▼

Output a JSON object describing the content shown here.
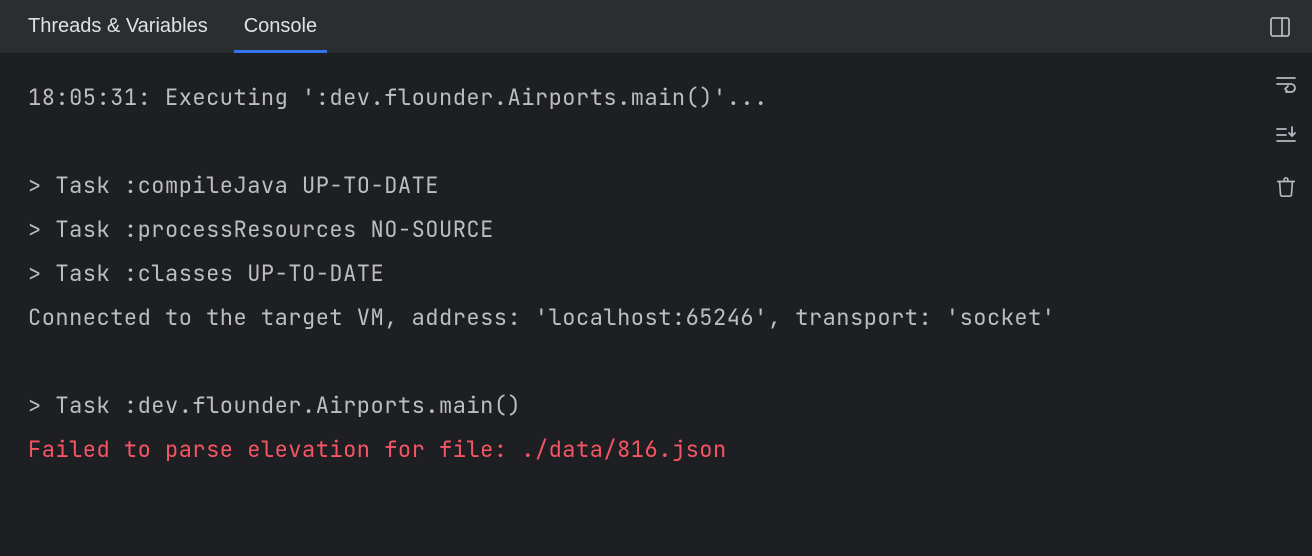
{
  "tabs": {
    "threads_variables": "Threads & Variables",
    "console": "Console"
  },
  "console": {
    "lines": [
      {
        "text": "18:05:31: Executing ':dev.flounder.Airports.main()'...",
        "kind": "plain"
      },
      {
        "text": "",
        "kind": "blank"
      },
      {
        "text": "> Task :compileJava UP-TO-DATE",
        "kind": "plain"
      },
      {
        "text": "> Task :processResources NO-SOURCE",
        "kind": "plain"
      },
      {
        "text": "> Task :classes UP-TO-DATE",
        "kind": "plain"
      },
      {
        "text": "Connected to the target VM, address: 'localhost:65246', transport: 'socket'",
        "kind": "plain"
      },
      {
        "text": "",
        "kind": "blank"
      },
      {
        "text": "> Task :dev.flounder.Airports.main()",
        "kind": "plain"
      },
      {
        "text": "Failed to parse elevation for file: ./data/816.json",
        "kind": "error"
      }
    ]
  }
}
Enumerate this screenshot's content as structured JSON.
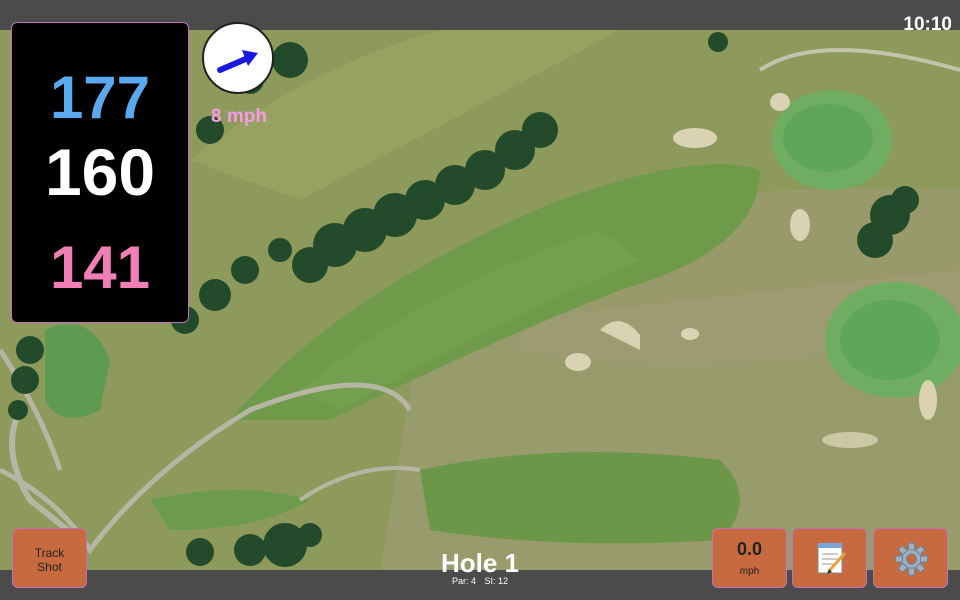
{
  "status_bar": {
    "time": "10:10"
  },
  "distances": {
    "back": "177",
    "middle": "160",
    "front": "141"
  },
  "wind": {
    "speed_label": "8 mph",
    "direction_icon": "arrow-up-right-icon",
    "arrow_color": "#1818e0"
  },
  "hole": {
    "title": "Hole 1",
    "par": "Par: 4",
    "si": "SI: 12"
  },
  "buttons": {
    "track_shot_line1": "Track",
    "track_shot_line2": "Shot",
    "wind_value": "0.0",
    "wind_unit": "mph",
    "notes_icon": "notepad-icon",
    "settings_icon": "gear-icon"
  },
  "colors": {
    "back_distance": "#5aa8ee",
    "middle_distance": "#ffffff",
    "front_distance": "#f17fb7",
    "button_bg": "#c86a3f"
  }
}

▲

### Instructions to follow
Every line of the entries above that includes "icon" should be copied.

### Worked solution
    "direction_icon": "arrow-up-right-icon",
    "notes_icon": "notepad-icon",
    "settings_icon": "gear-icon"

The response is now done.